▶ _Task details_: Search the records for lines with the word "JSON" and copy each match.

▶ _Supplied entries_:
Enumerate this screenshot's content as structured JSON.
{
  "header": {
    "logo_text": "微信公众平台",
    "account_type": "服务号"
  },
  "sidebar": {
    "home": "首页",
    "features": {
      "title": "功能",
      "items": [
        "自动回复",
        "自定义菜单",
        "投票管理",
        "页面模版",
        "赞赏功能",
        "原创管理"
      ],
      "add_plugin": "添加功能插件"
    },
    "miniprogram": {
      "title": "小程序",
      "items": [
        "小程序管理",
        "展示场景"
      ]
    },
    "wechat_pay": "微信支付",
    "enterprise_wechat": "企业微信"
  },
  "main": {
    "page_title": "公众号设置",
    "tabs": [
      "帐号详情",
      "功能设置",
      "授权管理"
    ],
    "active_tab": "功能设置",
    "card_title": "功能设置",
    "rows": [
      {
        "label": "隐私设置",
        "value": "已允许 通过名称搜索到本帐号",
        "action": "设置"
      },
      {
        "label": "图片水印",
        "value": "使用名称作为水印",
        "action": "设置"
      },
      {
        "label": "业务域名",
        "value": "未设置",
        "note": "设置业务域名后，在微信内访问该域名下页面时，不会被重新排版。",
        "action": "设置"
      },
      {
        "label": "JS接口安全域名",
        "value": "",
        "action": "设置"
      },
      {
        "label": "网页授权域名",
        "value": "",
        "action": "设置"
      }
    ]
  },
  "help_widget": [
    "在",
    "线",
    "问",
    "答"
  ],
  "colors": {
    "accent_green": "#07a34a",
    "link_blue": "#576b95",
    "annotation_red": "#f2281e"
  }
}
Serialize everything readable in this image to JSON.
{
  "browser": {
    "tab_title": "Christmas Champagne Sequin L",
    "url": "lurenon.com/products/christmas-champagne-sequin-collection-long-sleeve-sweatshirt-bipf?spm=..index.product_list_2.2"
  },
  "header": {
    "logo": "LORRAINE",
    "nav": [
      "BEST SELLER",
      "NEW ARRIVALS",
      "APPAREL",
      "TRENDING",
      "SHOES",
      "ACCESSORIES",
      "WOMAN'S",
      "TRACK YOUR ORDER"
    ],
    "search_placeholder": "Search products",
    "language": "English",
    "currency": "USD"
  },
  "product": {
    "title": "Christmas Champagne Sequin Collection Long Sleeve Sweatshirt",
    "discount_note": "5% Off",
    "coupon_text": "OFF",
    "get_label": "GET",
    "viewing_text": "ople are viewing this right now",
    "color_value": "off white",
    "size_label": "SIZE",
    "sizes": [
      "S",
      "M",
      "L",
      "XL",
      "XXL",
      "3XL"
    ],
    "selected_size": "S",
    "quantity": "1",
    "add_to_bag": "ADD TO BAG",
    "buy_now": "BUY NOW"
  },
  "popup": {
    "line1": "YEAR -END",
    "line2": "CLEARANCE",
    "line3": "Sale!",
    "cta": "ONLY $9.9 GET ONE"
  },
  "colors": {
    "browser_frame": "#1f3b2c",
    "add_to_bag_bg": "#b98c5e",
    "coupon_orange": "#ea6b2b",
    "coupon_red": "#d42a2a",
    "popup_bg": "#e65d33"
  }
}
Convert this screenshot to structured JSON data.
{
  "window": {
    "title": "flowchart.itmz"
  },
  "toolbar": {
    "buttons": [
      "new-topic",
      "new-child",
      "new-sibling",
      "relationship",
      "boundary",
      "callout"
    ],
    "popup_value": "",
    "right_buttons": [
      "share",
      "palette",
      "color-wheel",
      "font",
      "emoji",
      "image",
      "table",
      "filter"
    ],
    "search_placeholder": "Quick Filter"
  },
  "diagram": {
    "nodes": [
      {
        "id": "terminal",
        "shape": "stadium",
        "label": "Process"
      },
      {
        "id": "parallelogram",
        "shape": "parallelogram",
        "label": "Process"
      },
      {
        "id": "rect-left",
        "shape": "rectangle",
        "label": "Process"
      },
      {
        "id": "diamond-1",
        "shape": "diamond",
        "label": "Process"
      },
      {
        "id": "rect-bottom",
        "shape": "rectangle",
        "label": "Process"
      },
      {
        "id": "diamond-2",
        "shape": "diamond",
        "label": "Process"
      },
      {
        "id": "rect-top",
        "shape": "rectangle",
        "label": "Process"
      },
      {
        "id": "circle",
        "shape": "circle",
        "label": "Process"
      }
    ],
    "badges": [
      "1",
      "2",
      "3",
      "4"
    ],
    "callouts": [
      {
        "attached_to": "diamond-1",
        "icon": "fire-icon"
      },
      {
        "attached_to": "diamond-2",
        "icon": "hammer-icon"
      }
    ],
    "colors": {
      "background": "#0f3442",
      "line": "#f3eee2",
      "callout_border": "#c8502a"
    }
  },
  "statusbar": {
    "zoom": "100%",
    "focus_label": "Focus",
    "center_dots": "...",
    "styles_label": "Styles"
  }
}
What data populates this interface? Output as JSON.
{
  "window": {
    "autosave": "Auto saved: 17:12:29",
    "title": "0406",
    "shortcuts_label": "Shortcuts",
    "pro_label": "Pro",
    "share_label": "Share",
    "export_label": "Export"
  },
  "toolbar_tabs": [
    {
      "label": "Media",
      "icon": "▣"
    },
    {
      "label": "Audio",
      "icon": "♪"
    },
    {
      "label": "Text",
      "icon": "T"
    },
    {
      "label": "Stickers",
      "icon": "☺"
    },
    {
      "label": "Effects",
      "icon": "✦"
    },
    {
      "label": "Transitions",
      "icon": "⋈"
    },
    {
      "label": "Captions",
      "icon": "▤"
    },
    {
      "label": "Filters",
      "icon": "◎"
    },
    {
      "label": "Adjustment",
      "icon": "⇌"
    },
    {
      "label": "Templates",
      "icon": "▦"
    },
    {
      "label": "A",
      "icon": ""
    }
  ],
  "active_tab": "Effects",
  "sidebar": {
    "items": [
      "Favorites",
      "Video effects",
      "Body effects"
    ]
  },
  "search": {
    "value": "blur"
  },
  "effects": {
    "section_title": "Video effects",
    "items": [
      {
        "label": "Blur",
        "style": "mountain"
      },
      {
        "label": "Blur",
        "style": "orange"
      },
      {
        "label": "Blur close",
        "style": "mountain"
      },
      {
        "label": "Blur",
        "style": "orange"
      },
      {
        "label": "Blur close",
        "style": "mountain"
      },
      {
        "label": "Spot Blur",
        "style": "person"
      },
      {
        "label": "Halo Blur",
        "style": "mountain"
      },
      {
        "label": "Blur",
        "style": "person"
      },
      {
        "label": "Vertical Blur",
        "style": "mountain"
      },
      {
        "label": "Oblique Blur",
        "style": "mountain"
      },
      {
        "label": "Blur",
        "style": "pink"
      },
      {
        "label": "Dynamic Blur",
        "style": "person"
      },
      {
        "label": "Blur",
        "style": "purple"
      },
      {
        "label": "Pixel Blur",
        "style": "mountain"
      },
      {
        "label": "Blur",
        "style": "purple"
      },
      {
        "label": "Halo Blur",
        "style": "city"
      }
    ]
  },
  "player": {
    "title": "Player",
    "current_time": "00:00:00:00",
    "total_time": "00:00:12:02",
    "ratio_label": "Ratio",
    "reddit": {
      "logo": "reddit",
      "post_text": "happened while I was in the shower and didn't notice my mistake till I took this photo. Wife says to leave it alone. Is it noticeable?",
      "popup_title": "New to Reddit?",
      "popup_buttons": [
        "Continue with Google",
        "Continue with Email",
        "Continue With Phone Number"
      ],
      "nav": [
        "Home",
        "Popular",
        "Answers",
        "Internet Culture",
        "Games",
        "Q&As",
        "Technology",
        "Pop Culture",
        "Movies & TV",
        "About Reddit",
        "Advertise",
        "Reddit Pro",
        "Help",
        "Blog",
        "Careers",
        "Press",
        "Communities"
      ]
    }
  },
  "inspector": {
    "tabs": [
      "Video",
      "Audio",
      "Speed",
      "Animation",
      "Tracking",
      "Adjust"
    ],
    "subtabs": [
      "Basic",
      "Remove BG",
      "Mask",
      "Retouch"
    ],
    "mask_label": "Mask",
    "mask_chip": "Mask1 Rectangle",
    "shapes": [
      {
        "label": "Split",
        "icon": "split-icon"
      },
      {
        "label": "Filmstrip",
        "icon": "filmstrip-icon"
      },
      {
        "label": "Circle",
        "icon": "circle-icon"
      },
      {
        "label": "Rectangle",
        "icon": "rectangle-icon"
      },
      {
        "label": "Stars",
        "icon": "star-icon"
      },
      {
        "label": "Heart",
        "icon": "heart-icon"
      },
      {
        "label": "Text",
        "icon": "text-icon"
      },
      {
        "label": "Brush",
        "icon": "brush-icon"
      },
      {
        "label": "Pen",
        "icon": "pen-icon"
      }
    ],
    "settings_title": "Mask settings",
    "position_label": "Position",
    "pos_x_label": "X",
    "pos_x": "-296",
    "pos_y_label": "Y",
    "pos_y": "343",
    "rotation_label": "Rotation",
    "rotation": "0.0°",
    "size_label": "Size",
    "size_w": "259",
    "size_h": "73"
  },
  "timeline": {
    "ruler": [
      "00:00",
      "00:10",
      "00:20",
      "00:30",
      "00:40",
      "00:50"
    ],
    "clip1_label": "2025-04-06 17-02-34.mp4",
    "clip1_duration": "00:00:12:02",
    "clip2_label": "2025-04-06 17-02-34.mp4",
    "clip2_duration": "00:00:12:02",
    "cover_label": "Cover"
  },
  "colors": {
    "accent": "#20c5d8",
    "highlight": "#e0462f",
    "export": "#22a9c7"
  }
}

▶ _Response_:
Enumerate this screenshot's content as structured JSON.
Serialize everything readable in this image to JSON.
Convert this screenshot to structured JSON data.
What data populates this interface? Output as JSON.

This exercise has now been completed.